# Task to complete
Within the entries below, find the lines that hold "icon" and report only how many there are.

════════

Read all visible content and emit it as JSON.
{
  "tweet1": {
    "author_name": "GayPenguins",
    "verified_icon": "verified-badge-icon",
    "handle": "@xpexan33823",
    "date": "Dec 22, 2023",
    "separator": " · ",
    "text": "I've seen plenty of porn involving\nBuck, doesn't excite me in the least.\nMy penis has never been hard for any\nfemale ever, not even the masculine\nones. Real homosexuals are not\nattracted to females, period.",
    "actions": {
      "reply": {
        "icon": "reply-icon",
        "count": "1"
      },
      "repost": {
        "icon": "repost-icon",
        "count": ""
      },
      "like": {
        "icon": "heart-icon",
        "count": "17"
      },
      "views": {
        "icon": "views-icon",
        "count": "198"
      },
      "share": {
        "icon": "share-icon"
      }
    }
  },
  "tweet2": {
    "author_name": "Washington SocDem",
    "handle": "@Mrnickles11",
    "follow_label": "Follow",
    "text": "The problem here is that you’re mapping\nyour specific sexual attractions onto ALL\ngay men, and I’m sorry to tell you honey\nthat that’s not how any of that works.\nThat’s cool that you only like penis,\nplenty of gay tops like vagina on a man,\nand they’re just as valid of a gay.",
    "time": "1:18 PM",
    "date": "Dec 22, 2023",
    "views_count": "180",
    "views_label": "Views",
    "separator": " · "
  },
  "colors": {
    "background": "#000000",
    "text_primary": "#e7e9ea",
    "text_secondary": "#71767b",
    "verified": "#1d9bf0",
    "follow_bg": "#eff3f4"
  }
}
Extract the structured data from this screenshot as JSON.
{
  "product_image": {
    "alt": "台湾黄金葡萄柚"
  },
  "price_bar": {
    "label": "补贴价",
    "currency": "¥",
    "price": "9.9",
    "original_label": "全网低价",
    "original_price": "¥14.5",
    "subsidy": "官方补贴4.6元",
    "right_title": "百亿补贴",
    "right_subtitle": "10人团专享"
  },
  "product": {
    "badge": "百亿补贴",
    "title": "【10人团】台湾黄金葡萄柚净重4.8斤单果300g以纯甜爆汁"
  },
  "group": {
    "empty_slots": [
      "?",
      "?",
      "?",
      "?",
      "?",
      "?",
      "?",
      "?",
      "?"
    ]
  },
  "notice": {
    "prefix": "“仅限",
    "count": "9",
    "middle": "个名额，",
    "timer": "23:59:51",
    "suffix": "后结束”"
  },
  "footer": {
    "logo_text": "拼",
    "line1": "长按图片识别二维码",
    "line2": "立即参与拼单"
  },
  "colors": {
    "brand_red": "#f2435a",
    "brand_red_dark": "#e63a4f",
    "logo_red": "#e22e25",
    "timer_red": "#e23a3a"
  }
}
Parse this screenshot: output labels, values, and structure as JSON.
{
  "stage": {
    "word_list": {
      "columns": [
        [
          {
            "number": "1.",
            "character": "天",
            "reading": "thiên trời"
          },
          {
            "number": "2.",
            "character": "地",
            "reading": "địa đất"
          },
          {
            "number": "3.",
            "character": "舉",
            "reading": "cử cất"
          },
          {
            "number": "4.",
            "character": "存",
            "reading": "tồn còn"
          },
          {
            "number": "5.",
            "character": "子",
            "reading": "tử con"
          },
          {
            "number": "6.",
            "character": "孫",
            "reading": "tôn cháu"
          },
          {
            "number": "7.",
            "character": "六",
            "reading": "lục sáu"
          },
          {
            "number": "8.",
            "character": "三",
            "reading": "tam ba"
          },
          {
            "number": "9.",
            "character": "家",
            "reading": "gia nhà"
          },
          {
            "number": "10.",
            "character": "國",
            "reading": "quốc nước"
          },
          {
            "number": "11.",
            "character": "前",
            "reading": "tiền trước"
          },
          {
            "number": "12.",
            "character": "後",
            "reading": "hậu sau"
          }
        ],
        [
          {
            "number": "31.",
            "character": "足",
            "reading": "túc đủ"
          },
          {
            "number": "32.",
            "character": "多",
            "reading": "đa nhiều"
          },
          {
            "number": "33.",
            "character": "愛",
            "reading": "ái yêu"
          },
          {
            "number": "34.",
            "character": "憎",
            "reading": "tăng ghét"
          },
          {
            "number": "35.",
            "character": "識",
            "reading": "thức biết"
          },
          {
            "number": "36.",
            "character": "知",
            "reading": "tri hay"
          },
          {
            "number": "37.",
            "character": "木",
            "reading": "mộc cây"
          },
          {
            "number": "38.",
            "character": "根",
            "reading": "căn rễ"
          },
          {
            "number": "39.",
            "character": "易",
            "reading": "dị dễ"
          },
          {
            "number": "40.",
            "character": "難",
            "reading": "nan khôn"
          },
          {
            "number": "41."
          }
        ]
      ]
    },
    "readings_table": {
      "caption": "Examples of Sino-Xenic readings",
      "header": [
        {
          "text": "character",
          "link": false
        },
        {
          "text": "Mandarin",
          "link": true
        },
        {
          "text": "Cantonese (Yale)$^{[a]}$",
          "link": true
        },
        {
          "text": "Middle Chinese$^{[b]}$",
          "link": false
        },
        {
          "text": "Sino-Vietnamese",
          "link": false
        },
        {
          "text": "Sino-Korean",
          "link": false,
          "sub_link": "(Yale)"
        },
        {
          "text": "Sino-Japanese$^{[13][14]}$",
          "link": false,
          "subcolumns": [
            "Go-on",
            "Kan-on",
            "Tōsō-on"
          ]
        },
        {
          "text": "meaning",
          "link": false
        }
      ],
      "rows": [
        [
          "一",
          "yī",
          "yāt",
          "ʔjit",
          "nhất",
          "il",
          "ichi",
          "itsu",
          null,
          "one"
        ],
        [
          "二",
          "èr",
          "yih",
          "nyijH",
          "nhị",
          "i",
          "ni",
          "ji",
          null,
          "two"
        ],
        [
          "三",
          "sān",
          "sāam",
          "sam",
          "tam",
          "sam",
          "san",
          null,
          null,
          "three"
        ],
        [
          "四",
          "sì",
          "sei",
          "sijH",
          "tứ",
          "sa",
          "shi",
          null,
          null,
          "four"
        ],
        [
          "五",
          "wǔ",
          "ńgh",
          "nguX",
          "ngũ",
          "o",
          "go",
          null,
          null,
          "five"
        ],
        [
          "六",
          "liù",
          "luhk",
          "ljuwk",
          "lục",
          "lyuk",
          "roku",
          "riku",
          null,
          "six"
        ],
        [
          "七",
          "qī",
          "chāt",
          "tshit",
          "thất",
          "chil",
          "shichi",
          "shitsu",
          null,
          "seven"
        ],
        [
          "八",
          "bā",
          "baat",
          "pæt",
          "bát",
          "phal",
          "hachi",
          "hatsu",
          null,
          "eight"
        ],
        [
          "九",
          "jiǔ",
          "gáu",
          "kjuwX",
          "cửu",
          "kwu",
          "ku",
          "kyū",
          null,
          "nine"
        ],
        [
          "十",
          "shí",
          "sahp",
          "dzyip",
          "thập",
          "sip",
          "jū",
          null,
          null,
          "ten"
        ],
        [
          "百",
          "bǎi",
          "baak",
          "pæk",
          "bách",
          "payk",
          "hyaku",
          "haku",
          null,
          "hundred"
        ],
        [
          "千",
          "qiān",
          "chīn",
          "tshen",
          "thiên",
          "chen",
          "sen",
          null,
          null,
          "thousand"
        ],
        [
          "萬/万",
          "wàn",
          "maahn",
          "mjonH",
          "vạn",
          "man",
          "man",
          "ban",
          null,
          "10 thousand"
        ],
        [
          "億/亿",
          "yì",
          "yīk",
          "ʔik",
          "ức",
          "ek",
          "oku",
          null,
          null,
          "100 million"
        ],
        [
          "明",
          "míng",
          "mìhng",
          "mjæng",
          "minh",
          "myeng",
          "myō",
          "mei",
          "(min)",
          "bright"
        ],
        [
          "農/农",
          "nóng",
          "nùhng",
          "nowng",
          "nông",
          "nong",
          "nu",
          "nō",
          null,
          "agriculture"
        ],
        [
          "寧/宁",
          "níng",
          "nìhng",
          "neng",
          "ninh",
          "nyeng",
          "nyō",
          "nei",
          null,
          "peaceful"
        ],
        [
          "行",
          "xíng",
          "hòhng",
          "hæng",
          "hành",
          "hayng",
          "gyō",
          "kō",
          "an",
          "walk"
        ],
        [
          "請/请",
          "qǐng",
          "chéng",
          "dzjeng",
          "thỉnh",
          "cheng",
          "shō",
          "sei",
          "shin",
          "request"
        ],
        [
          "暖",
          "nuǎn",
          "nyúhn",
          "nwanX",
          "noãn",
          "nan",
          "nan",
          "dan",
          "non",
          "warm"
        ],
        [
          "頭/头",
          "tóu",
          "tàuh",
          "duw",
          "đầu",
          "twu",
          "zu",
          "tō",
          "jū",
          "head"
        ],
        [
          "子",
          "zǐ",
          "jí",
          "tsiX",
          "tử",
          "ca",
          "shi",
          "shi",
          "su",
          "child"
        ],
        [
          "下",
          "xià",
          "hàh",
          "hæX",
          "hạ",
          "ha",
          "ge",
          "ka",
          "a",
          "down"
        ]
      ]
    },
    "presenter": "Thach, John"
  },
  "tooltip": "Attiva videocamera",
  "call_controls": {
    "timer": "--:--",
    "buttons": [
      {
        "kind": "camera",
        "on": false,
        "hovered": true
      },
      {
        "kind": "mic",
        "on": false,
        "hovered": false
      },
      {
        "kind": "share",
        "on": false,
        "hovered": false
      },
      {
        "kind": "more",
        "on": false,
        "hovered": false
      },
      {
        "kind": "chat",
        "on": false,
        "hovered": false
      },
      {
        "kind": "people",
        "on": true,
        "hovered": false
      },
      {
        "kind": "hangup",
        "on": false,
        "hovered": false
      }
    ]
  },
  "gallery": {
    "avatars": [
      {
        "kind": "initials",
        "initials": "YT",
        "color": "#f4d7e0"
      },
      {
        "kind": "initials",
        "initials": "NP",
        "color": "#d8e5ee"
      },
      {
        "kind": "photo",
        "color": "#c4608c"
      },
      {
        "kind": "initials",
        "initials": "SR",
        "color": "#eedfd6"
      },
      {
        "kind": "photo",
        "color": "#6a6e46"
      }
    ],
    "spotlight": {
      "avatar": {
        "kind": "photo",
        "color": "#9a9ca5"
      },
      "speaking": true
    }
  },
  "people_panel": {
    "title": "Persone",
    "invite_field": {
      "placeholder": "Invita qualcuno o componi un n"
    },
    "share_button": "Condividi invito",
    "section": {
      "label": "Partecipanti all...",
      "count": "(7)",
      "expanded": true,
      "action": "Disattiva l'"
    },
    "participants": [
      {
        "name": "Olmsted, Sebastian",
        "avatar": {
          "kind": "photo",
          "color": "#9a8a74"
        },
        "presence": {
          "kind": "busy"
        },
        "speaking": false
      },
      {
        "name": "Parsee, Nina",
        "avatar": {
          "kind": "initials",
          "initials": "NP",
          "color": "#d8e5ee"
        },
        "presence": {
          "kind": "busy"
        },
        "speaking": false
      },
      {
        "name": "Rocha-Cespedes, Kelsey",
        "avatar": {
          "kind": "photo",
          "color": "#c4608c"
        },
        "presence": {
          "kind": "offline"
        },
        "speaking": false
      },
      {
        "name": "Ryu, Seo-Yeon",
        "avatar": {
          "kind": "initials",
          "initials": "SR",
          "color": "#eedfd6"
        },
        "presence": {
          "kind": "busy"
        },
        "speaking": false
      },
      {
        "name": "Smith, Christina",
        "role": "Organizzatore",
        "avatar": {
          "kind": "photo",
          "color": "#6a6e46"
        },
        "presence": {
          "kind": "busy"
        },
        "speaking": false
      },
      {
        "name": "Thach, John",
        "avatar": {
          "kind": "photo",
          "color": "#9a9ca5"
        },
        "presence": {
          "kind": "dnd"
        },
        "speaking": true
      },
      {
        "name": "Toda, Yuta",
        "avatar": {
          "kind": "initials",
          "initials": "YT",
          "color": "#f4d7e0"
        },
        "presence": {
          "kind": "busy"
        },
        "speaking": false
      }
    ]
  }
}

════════

# Task response
6